## TO DO
Whenever the word "logs" appears on a line of the material below, that line is counted; state the total alone.

*** Opening WORKING DATA ***

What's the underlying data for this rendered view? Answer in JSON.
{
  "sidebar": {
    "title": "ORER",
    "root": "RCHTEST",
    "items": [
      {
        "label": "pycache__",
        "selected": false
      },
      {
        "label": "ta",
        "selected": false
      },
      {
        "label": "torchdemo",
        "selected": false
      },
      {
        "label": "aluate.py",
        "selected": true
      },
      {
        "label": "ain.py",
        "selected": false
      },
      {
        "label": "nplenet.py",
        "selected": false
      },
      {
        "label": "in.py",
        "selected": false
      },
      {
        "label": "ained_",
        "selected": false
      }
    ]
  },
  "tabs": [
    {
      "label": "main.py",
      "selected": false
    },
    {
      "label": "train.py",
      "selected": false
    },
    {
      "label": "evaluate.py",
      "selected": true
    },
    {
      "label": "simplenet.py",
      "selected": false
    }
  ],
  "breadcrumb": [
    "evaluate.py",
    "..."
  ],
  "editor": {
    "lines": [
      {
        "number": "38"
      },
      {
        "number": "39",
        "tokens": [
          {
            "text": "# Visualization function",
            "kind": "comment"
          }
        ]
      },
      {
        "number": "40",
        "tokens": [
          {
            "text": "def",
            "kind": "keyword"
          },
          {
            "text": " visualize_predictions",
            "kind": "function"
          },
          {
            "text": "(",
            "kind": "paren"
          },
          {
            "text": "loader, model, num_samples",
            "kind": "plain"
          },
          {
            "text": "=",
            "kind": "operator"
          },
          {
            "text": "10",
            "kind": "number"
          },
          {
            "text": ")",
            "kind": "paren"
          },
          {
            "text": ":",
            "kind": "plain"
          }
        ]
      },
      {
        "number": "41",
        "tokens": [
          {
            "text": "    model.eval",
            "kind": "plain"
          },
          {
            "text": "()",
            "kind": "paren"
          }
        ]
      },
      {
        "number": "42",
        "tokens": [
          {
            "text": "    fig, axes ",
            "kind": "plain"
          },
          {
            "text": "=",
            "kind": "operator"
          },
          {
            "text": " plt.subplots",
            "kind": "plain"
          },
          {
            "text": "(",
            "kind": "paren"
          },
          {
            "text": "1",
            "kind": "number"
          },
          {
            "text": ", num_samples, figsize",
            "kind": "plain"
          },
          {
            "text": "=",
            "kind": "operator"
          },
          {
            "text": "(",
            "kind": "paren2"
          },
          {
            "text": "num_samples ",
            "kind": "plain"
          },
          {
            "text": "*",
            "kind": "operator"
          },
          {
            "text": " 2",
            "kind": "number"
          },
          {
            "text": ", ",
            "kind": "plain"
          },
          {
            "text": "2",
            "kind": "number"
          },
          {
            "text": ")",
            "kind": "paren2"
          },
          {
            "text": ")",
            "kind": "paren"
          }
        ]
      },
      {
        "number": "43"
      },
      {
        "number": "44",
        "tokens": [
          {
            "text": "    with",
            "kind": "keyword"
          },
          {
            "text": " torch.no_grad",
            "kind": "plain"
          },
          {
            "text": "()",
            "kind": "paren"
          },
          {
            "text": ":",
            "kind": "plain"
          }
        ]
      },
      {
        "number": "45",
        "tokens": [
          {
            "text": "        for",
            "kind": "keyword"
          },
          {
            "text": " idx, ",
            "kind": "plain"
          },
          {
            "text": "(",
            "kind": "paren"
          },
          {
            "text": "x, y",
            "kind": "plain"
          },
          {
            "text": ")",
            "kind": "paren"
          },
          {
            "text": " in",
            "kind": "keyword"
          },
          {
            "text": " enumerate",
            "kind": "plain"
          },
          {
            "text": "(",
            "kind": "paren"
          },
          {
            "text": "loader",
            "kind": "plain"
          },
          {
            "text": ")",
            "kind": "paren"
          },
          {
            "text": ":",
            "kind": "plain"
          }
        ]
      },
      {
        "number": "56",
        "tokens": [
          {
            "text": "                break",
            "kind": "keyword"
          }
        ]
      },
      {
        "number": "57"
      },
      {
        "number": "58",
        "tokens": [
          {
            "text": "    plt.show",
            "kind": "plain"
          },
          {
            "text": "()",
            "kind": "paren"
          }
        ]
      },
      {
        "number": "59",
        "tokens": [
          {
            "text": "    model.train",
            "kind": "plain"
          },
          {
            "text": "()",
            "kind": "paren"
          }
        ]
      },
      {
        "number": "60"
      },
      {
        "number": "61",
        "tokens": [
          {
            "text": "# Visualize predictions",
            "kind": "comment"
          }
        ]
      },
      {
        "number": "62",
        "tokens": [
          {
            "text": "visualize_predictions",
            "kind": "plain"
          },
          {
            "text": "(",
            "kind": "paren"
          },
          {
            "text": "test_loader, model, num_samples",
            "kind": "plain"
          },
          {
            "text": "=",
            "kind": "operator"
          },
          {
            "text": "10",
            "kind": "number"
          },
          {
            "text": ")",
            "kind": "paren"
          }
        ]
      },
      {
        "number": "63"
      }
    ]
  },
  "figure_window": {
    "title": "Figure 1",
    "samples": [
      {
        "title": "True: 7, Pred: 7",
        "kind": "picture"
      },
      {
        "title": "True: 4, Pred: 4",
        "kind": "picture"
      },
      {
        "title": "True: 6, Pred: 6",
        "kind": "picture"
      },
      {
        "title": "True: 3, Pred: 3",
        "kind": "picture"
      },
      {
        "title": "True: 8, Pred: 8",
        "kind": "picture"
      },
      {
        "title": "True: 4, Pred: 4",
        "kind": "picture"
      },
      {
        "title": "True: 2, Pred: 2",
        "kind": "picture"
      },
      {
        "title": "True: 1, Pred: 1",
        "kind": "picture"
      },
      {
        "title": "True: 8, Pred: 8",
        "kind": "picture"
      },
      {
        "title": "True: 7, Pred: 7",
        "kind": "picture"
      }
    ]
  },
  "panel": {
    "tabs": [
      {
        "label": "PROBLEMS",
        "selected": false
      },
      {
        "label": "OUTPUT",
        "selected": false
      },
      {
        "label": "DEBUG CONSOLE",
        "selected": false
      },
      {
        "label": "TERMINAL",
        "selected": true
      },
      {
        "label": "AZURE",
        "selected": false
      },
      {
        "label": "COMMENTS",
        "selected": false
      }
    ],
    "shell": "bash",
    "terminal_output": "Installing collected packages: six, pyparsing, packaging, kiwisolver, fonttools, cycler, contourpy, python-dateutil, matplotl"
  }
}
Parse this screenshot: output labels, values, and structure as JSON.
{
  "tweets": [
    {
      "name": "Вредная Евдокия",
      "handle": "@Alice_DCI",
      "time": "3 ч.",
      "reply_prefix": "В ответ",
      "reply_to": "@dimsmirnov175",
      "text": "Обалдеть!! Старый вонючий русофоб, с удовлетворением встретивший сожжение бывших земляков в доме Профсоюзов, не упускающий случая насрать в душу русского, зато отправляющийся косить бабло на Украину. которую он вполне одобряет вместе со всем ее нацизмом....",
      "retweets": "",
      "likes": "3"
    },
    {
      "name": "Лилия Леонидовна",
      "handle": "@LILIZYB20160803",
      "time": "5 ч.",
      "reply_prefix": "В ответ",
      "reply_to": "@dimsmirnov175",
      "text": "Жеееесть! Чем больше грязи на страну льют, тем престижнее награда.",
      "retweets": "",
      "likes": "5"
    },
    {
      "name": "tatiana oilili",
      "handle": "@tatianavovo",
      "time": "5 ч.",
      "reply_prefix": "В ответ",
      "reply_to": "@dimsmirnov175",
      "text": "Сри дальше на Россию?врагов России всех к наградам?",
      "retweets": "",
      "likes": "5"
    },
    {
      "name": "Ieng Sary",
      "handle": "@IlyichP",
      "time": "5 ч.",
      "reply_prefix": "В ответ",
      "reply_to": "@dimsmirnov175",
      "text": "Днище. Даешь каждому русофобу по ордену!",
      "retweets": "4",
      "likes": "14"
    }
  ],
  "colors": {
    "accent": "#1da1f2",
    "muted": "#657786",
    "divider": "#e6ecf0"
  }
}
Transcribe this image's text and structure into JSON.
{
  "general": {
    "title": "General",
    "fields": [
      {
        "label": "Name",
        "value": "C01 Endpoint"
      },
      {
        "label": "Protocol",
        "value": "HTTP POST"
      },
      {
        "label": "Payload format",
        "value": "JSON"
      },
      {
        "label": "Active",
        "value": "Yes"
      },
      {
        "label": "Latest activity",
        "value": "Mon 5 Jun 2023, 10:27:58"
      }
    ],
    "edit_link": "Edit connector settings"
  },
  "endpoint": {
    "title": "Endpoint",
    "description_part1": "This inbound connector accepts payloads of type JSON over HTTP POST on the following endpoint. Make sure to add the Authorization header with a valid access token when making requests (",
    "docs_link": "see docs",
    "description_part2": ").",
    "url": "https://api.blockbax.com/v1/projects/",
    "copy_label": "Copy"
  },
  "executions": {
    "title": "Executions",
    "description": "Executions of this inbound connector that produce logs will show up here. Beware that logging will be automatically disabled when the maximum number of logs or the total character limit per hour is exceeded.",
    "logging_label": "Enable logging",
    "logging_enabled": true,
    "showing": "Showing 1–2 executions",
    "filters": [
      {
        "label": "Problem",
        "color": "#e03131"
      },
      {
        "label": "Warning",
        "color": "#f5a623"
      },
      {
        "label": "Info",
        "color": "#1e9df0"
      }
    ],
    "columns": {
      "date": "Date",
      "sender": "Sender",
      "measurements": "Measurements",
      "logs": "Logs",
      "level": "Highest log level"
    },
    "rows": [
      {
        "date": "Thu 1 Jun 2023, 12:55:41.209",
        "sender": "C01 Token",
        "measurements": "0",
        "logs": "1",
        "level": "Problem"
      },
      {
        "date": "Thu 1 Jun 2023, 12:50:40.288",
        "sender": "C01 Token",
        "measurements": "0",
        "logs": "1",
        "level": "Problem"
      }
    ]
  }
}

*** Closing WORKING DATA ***

## EXERCISE OUTPUT
4